Lenín Boltaire Moreno, the leftist candidate, has claimed victory in the second round of Ecuador’s polarising presidential run-off. He is the anointed but less charismatic successor to President Rafael Correa who is legally barred from running again after ruling the country for a decade. However, the result is very tight and not yet final. With 99% of votes counted, Moreno has 51% of the vote while his rival, conservative banker Guillermo Lasso, has 49%. Tensions were already high following the first-round vote two months ago, when it took three days to declare that a run-off between Moreno and Lasso would take place. Therefore, not surprisingly, Lasso is challenging the result while many of his followers took to the streets.

Impact on country risk

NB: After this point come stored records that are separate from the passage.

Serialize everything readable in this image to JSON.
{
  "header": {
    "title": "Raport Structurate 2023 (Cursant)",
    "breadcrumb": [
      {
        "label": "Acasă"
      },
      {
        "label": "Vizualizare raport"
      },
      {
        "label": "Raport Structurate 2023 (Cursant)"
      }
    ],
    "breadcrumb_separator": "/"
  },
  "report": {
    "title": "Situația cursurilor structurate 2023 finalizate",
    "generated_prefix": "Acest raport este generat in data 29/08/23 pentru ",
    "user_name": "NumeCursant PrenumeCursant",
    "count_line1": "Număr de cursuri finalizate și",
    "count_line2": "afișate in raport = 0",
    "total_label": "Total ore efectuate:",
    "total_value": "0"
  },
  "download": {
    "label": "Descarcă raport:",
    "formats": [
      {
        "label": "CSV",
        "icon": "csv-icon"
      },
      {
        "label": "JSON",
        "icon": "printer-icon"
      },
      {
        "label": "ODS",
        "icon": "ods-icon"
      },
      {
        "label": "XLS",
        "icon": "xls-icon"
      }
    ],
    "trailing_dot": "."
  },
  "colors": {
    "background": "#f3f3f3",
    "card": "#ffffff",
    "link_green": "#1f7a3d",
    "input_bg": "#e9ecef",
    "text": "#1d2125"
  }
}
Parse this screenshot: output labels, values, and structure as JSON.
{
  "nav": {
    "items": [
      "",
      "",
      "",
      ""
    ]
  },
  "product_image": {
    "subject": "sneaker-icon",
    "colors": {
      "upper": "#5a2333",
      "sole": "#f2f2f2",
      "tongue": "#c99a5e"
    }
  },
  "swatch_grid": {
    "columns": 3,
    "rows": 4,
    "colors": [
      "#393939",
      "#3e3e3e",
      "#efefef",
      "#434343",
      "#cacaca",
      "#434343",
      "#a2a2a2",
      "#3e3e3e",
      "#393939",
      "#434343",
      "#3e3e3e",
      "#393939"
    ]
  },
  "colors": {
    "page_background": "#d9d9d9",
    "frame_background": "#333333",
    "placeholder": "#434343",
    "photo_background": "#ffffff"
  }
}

The election results, if final, prelude the continuity of the ‘citizens’ revolution’, declared a decade ago. Moreover, it defies a regional swing to the right-leaning governments which recently came to power in Argentina, Brazil and Peru as the commodities boom ended. However, the continuity of the leftist policies will be more difficult than a decade ago. Firstly, Moreno will have trouble to continue the growth policies based on recycling oil revenues through government spending as oil prices are expected to remain relatively low. Indeed, the country is in recession since 2016 and recovery is not expected in the medium term (also in 2017 a contraction is forecasted of about -2.7%). Moreno also promised to increase public spending and continue the social programmes of his predecessor which contributed to slashing poverty rates. However, the structural fiscal deficits in the past eight years doubled government debt (at almost 40% of GDP by the end of 2016) and can also make this pledge challenging. Financing further fiscal deficits will especially be tricky since Ecuador has limited access to external financing due to its history of sovereign defaults. Another difficulty will be to crack down on graft and governing amid corruption scandals at state-run oil company PetroEcuador and allegations related to bribes of Brazilian conglomerate Odebrecht. Finally, Lasso is also expected to continue to oppose the election results which can trickle into political unrest.

Analyst: Jolyn Debuysscher, j.debuysscher@credendo.com